I like a bit of interesting movement close to the the beam. It's a requirement, so why not do it well? I have to pick on gymnasts like Shawn Johnson here, when they sit or lie down on the beam,  pose for a second as if to say; "Hey there judges!  See, I'm doing my bit close to the beam.  Note it down, will ya?" and get right back up again. Other use it as an opportunity to stand out. Shaposhnikova of course is the first to come to mind with her dynamic bar-like moves around the girth of the beam back in the eighties.  Silivas's and Moceanu's mounts, with those neck stand sequences were also interesting and exciting to see.  Hollie Vise and Shayla Worley always had knock 'em dead flexibility moves that kept kept them contorting close to the beam.  Shaposhnikova also used to roll across the beam, at a right angle, balancing on the small of her back.  I loved that move.  A  couple of gymnsts utilized head and back spins to put a bit of wow into their work too.  Zammo also did a brilliant mount, flipping over the beam and then doing a back hip circle around it.  I'm sure the judges appreciate the originality too, so more please!

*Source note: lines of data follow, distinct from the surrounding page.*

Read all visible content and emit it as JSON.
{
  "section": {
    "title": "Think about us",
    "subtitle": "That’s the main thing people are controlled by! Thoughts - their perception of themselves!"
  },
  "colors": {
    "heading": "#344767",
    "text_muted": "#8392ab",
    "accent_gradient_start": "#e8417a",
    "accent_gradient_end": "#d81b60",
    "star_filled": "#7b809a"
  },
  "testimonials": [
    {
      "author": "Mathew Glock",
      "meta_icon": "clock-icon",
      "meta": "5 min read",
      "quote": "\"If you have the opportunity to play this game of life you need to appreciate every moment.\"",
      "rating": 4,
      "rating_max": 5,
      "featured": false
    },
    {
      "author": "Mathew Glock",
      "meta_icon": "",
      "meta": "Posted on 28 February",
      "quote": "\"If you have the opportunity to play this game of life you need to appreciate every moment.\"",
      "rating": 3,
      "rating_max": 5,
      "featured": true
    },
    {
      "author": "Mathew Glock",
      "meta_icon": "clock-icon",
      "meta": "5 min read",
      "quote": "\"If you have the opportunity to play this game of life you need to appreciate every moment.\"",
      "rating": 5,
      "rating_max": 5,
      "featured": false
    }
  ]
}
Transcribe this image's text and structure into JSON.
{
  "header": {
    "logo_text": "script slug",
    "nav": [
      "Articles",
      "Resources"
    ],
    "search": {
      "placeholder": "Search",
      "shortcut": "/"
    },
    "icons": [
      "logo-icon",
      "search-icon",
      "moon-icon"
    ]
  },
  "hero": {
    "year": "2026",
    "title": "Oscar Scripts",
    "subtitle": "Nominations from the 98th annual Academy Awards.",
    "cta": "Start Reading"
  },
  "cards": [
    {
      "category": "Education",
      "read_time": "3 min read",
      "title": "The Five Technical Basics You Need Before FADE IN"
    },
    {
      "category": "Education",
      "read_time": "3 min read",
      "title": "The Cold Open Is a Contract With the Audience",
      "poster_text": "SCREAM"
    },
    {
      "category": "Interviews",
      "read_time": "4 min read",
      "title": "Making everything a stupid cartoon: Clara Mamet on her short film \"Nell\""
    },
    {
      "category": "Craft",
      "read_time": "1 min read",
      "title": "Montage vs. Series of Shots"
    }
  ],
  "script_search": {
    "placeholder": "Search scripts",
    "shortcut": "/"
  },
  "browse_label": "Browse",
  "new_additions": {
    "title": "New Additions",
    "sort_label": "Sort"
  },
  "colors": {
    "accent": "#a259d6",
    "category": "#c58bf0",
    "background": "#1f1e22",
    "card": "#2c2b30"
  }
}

9. Strong Planches

I love a good planche, though they are less used these days, probably because of the need to find faster types of difficulty moves considering what now needs to be packed into a routine.  Again, Shaposhnikova was a champion at this particular skill.  Lately,Vanessa Ferrari has been doing a fabulous planche as part of her mount sequence and she nearly always executes it brilliantly.  Jana Bieger, on the other hand used it to less effect over the last couple of years, rarely holding it long enough to make it as impressive.




10.  Non-Yurchenko Vaults!

I know the code make this difficult to win medals with, but I love to see a vault, any vault that doesn't involve a Yurchenko entry or a count-the-twists-difficulty rating.  Something, anything, a little bit different will do.  That's why i loved Produnova's front vaults, the McIntosh vault, and Khorkina's vault choices.  They are rarely able to be executed as neatly as layout Yurchenkos, but at least these girls are mixing it up a bit.

4 comments:

  1. I love Shawn's music this year but then again I love August Rush (the movie it's from).

    I think the problem with grace nowadays is that gymnasts don't take dance classes like they use to. Its happening in Figure Skating as well.

    ReplyDelete
  2. agree so much. PLEASE new turns and tumbling! and mounts! a;kdgh;aldg

    ReplyDelete
  3. Excellent excellent list. Couldn't agree more!

    ReplyDelete
  4. I love attitude turns. I don't do gymnastics, but I've been doing ballet for 9 years. I always liked Nastia because she combined some ballet into her gymnastics. I think it'd be cool if a gymnast did a front attitude to passe to back attitude to arabesque turn. Nice picture of the ballerina. She's doing a nice back attitude on pointe.

    ReplyDelete